Alistair came over in May (it is becoming an annual event) to help John with various large projects. He laid paving slabs over the whole area that they’d cemented last year (panorama of the completed new terrace). The slabs proved difficult to cut and Alistair finally persuaded John to invest in a nine-inch angle grinder. So the cheap (but brand new) replacement spare blade was a good purchase! One day the ready-mix cement lorry blocked the road outside our house (we had warned the neighbours the night before) and as the wet mix was hosed into the barn, Alistair and John spread and levelled nearly eight tonnes of it until we had a smooth new floor. They also created ramps and steps down to the terrace and garden. That was an impressive day’s labour. John is currently re-wiring the barn, tiling the floor and putting plasterboard on the old stone walls. In the end the barn that used to have the cattle stalls (and still has a water trough) should make a more elegant entrance area for the “West Wing”. It should also be a lot safer with a level floor, without cracks and without gulleys for swilling out the stalls and pens. In some ways it’s sad to change things, and it doesn’t comply with energy-inefficient heritage conservation ideas, but will be more practical (as local farmers always were).

After the hot dry days of April and May people here, as in England, were fearing for farms and gardens. But June is making up for it with its heavy showers and thunder storms. Our underground water tanks have filled again. But the gardeners’ good news was bad news for all the barbecues, Bastille Day fireworks, St Jean bonfires, school fêtes and open air craft fairs traditionally held before the long school holidays start on 1st July. Men with marquees have been kept busy. On Sunday it was the Fête du Pain with a barbecue at the farm museum at Sainte Marguerite. Everyone arrived in anoraks and warm pullovers, to find the sturdy trio of old fashioned marquees well tethered (after one had landed in a neighbouring garden in a previous year). At the back of the old farm the lamb gigot was being grilled over a barbecue whilst in the tents the mayor of Entre-deux-Eaux was presiding over the bar and a young accordionist was playing as the aperitifs and then the home made foie gras paté were served.
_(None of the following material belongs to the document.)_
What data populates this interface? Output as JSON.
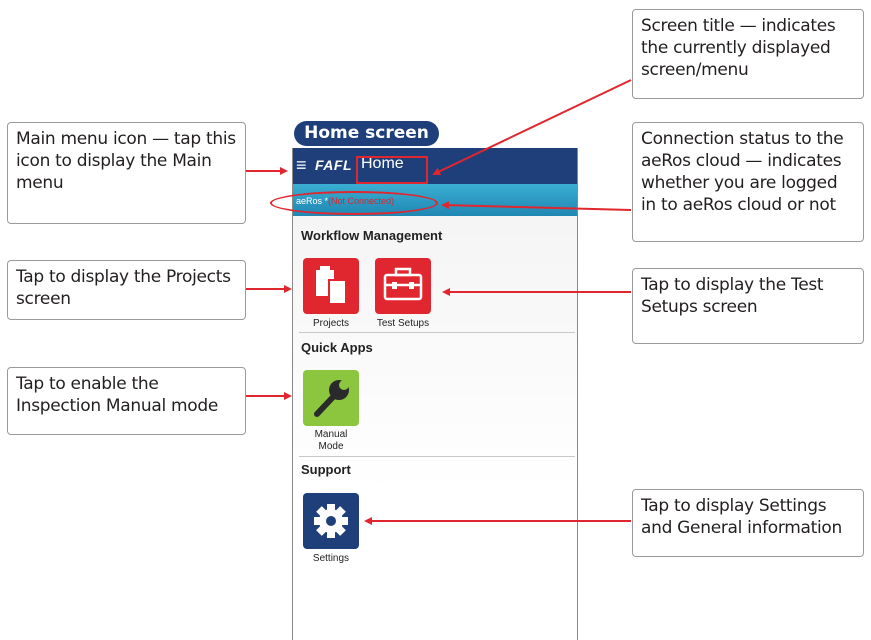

Later Mme Presidente and a group of friends brought out some old musical instruments and played before we were served cherry clafoutis cooked in a wood burning oven. Later, in the tombola, the agreeable Dutch couple at our table won a miniature sledge wine bottle holder carved by an old man at the next table. And the rain miraculously held off between 11 and a couple of minutes after we got home. We were equally fortunate with the Sainte Marguerite pensioners’ barbecue by the pond of Monsieur Nicolas. The men had put up the more lightweight and modern marquees that morning and were barbecuing the pork slices and sausages, whilst the women served the sangria, the salads and the desserts. For some reason the usual accordionist was not there, but that didn’t stop the dancing to taped music and the very jolly conga I got swept up into. We beat a strategic retreat as the skies darkened and were home just before the rain heavy rain started.

And to end where we started, – with a baby, this time a furry one. From our window we have in the past seen deer, buzzards and a stray stork. A few days ago we saw two shapes in the field, the usual cat hunting and something with longer ears, – a cat-sized hare.

Leveret - 10 June 2011

A bit later, as John was walking to the back door to his workshop the hare shot out of the flowerbed. As John was showing me its footprints, he spotted its baby, eyes wide open, fearless and adorable. Sadly, shortly after he took its picture it must have been removed to a place which felt safer and we haven’t seen parent or baby since.

Au revoir!